Slam Donahue Rocks The Rooftop Of Soho House (BlackBook)

This Is A Blog Post About White Female Rappers

Lady Sovereign

I can’t remember if it was the Streets or Lady Sovereign, but the first rap album I ever bought was definitely by a white British person. Most of my high school years were marked by a dogged Anglophilia, and I spent a lot of time on the internet making sure that my tastes aligned with what cool people in the UK were into. Lady Sovereign was presented to me as a bit of a joke, so of course I had to find her hilarious. I knew absolutely nothing about rap/hip-hop at the time, but I could recognize that she was a fairly talented MC, and she became a guilty pleasure for me. She had a song called “Sad Arse Stripper.” I think I even bought the 7″ of the Ordinary Boys’ cover/remix of her song “9 to 5.” (Remember when Preston walked off Never Mind The Buzzcocks?) I lost interest by the time her second album came out, but maybe I should give it a chance.

Amanda Blank

I first heard about Amanda Blank via one feminist blog or another gushing over how “Might Like You Better” was a great song showing an assertive woman taking charge of her sexuality. That’s definitely a part of it, but it’s also way catchy and includes the lines “Want to hold you, get to know you/Show you what I got in my sweater, baby,” which will probably never stop being funny to me. I can’t really say that I was particularly impressed with Ms. Blank’s debut album I Love You–only a few songs stood out to me, but the ones that did, I really, really loved. Her unabashed nastiness was a great fit for the Major Lazer collaboration.

Yo-Landi Vi$$er of Die Antwoord

You know the deal: South African performance artists start rap group, make a bunch of really strange videos, go viral, end up with Interscope deal–they’re actually pretty good rappers! My favorite way to describe Yo-Landi Vi$$er is something along the lines of “she’s totally adorable, but she also looks like she could bludgeon you with a lead pipe.” I’m in awe of her ability to work that futuristic mullet haircut and spit multi-lingual rhymes.

K.Flay

When a press release mentioned that K.Flay went to Stanford, I had to check her out. (My [Stanford] college town upbringing makes me subconsciously gravitate toward well-educated musicians, sometimes I just have to embrace it.) At my first listen to “No Duh,” my reaction was, “White lady Das Racist?” K.Flay has the humor and the intelligence and the pop culture references, but her songs often take on a much more personal tone. She tends to play up her rock influences, but also knows her way around a Black Eyed Peas sample.

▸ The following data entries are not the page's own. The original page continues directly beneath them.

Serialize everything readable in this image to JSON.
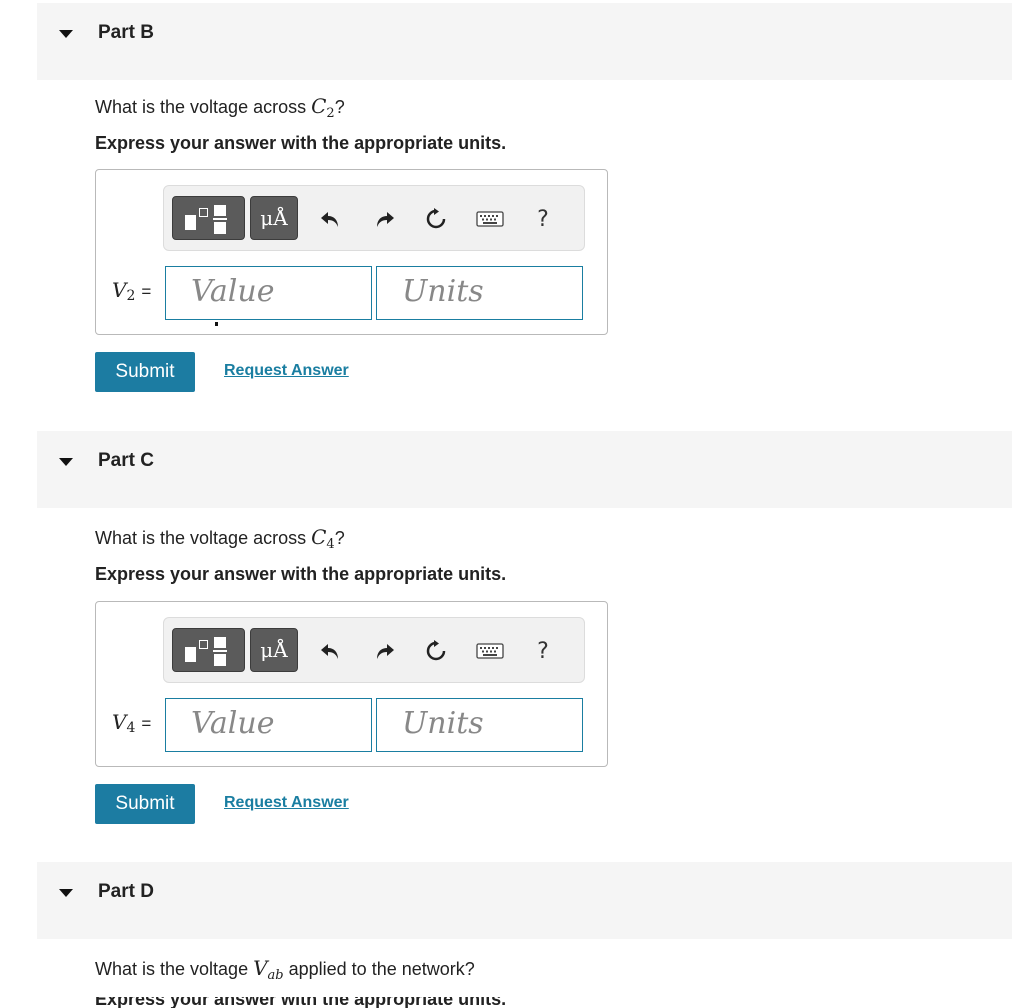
{
  "parts": [
    {
      "title": "Part B",
      "question_prefix": "What is the voltage across ",
      "question_var": "C",
      "question_sub": "2",
      "question_suffix": "?",
      "instruction": "Express your answer with the appropriate units.",
      "var_symbol": "V",
      "var_sub": "2",
      "equals": "=",
      "value_placeholder": "Value",
      "units_placeholder": "Units",
      "submit_label": "Submit",
      "request_label": "Request Answer"
    },
    {
      "title": "Part C",
      "question_prefix": "What is the voltage across ",
      "question_var": "C",
      "question_sub": "4",
      "question_suffix": "?",
      "instruction": "Express your answer with the appropriate units.",
      "var_symbol": "V",
      "var_sub": "4",
      "equals": "=",
      "value_placeholder": "Value",
      "units_placeholder": "Units",
      "submit_label": "Submit",
      "request_label": "Request Answer"
    },
    {
      "title": "Part D",
      "question_prefix": "What is the voltage ",
      "question_var": "V",
      "question_sub": "ab",
      "question_suffix": " applied to the network?",
      "instruction": "Express your answer with the appropriate units."
    }
  ],
  "toolbar": {
    "units_button_label": "μÅ",
    "help_label": "?",
    "icons": [
      "templates-icon",
      "units-icon",
      "undo-icon",
      "redo-icon",
      "reset-icon",
      "keyboard-icon",
      "help-icon"
    ]
  },
  "colors": {
    "accent": "#1c7ca2",
    "link": "#1a7ea1",
    "header_bg": "#f5f5f5",
    "toolbar_button": "#5b5b5b"
  }
}
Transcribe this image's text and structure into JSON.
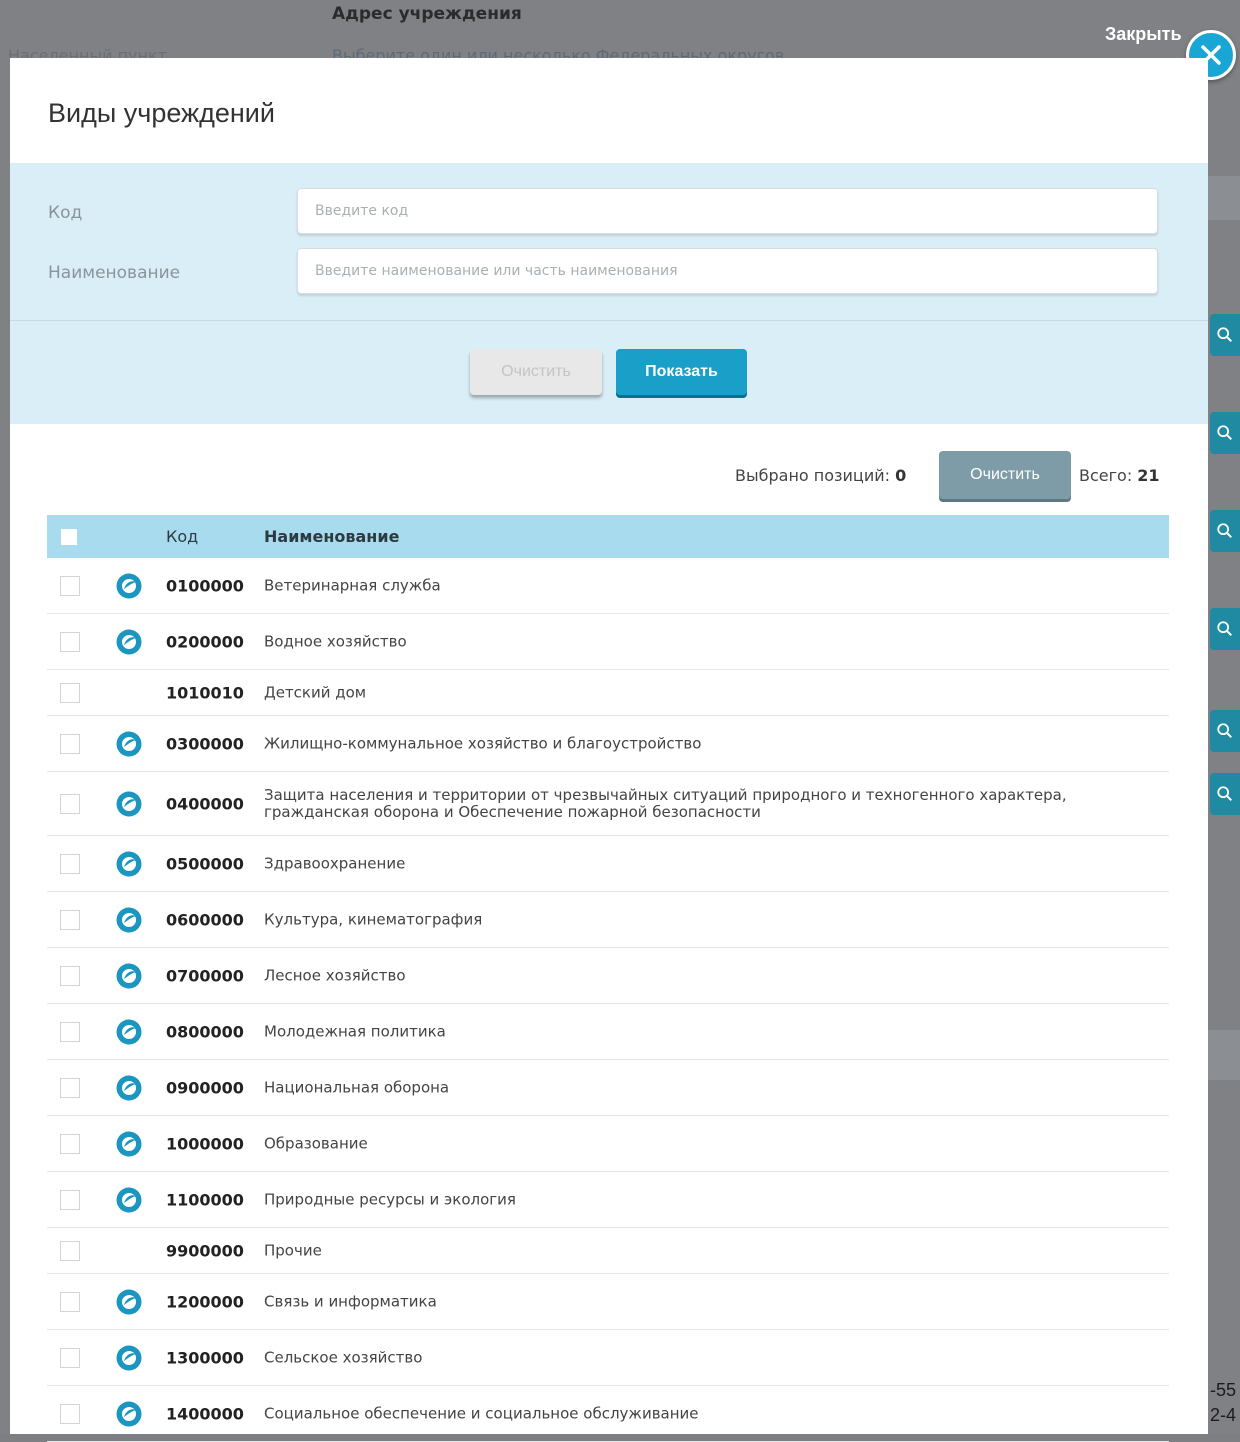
{
  "background": {
    "header_label": "Адрес учреждения",
    "district_select": "Выберите один или несколько Федеральных округов",
    "left_label": "Населенный пункт",
    "right_numbers": [
      "-55",
      "2-4"
    ]
  },
  "close_label": "Закрыть",
  "modal": {
    "title": "Виды учреждений",
    "filters": {
      "code_label": "Код",
      "code_placeholder": "Введите код",
      "name_label": "Наименование",
      "name_placeholder": "Введите наименование или часть наименования"
    },
    "buttons": {
      "clear": "Очистить",
      "show": "Показать"
    },
    "selection": {
      "selected_label": "Выбрано позиций:",
      "selected_count": "0",
      "clear_label": "Очистить",
      "total_label": "Всего:",
      "total_count": "21"
    },
    "table": {
      "columns": [
        "Код",
        "Наименование"
      ],
      "rows": [
        {
          "code": "0100000",
          "name": "Ветеринарная служба",
          "expandable": true
        },
        {
          "code": "0200000",
          "name": "Водное хозяйство",
          "expandable": true
        },
        {
          "code": "1010010",
          "name": "Детский дом",
          "expandable": false
        },
        {
          "code": "0300000",
          "name": "Жилищно-коммунальное хозяйство и благоустройство",
          "expandable": true
        },
        {
          "code": "0400000",
          "name": "Защита населения и территории от чрезвычайных ситуаций природного и техногенного характера, гражданская оборона и Обеспечение пожарной безопасности",
          "expandable": true
        },
        {
          "code": "0500000",
          "name": "Здравоохранение",
          "expandable": true
        },
        {
          "code": "0600000",
          "name": "Культура, кинематография",
          "expandable": true
        },
        {
          "code": "0700000",
          "name": "Лесное хозяйство",
          "expandable": true
        },
        {
          "code": "0800000",
          "name": "Молодежная политика",
          "expandable": true
        },
        {
          "code": "0900000",
          "name": "Национальная оборона",
          "expandable": true
        },
        {
          "code": "1000000",
          "name": "Образование",
          "expandable": true
        },
        {
          "code": "1100000",
          "name": "Природные ресурсы и экология",
          "expandable": true
        },
        {
          "code": "9900000",
          "name": "Прочие",
          "expandable": false
        },
        {
          "code": "1200000",
          "name": "Связь и информатика",
          "expandable": true
        },
        {
          "code": "1300000",
          "name": "Сельское хозяйство",
          "expandable": true
        },
        {
          "code": "1400000",
          "name": "Социальное обеспечение и социальное обслуживание",
          "expandable": true
        }
      ]
    }
  },
  "colors": {
    "accent": "#1aa0c8",
    "filter_panel": "#daeef7",
    "table_header": "#a9dbef",
    "side_buttons": "#1f8aa1"
  }
}
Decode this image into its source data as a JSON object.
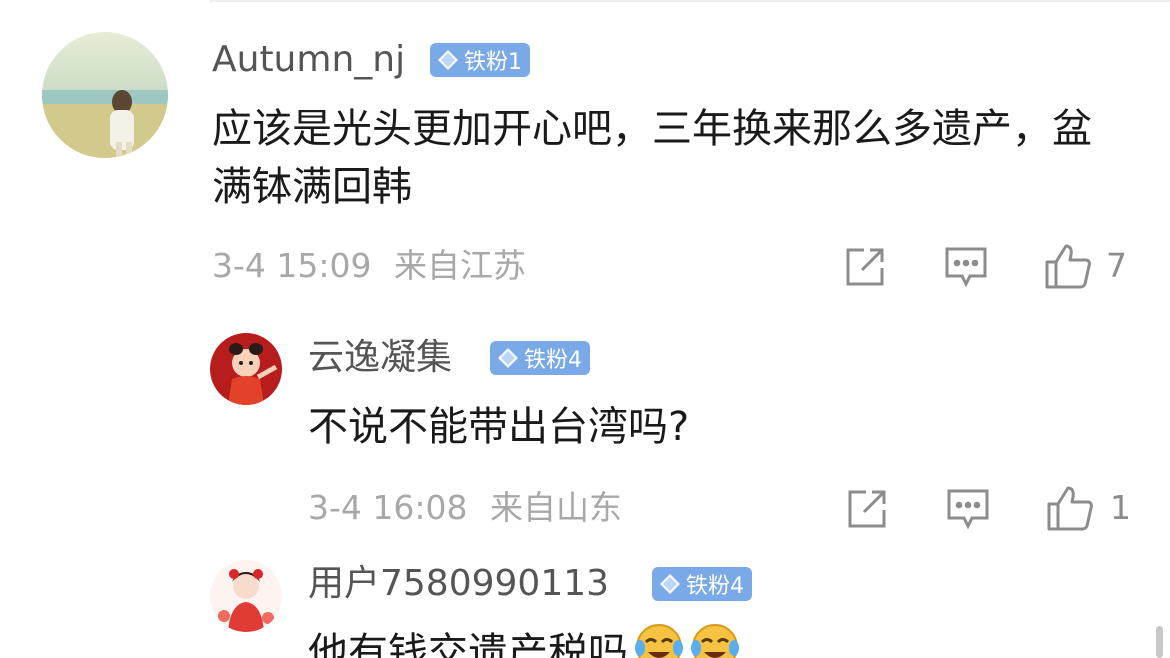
{
  "comments": [
    {
      "user": "Autumn_nj",
      "badge": "铁粉1",
      "text": "应该是光头更加开心吧，三年换来那么多遗产，盆满钵满回韩",
      "time": "3-4 15:09",
      "location": "来自江苏",
      "likes": "7"
    },
    {
      "user": "云逸凝集",
      "badge": "铁粉4",
      "text": "不说不能带出台湾吗?",
      "time": "3-4 16:08",
      "location": "来自山东",
      "likes": "1"
    },
    {
      "user": "用户7580990113",
      "badge": "铁粉4",
      "text": "他有钱交遗产税吗"
    }
  ],
  "icons": {
    "share": "share-icon",
    "reply": "comment-icon",
    "like": "thumbs-up-icon",
    "gem": "diamond-icon",
    "emoji": "crying-laughing-emoji"
  },
  "colors": {
    "badge": "#7aa9e8",
    "name": "#555555",
    "meta": "#a8a8a8"
  }
}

Kreayshawn

Yes, this has been the inevitable lead-up to Kreayshawn. I know I probably shouldn’t like “Gucci Gucci,” but it’s been stuck in my head for days. It’s totally infectious, from the woozy bass to the hook “One big room, full of bad bitches.” Kreayshawn’s flow works for her, and, as has been widely noted, this song features the lines “I got the swag and it’s pumpin’ out my ovaries” and “I’m snatching all your bitches at my leisure.” It would be easy enough to dismiss her as not really being my thing, but “Gucci Gucci” keeps insisting on being catchy.